[Entries from a dataset of interfaces]
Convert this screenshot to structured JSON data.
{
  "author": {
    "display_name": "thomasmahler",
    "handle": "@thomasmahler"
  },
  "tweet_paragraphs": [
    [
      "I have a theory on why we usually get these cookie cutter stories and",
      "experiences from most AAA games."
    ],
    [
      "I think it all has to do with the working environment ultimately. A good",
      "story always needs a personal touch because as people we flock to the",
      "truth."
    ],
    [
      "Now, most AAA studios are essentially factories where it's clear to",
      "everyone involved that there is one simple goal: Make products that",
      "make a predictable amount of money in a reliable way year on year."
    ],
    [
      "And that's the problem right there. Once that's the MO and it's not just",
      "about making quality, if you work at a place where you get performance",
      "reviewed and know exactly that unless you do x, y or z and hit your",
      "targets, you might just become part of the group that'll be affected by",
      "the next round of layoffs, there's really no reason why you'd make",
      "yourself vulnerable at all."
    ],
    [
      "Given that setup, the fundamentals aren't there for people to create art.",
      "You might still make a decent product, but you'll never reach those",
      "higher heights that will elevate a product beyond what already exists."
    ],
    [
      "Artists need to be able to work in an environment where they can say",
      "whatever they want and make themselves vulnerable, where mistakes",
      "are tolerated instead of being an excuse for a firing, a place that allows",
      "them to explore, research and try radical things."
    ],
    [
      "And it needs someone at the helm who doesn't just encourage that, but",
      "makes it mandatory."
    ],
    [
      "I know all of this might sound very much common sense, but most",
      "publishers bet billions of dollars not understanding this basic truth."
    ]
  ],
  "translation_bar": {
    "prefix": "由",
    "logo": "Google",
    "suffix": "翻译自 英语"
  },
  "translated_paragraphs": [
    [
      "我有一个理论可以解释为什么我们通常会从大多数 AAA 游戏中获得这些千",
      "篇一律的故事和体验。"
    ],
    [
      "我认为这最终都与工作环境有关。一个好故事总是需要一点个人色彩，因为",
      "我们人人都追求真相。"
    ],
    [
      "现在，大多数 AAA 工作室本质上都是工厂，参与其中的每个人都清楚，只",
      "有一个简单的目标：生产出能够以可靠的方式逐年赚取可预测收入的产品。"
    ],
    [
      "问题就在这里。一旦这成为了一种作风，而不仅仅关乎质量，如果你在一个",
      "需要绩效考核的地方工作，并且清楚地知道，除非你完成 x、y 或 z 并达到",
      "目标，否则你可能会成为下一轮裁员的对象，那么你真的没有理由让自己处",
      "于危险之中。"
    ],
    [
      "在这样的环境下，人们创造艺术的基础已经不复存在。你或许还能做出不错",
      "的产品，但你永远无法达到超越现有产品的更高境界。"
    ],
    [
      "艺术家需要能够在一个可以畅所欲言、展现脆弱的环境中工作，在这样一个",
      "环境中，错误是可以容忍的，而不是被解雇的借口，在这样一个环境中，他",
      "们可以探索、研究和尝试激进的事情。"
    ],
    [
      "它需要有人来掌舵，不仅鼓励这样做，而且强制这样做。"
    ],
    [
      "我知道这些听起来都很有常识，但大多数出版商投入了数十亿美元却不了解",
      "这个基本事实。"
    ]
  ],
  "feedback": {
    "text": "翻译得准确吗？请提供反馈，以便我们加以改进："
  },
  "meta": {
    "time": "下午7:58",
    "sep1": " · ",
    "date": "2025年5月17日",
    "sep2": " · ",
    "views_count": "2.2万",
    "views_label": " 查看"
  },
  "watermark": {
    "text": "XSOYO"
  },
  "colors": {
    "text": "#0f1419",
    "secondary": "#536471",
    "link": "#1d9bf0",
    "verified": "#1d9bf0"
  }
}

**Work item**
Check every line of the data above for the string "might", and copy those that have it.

**Result of this exercise**
      "targets, you might just become part of the group that'll be affected by",
      "You might still make a decent product, but you'll never reach those",
      "I know all of this might sound very much common sense, but most",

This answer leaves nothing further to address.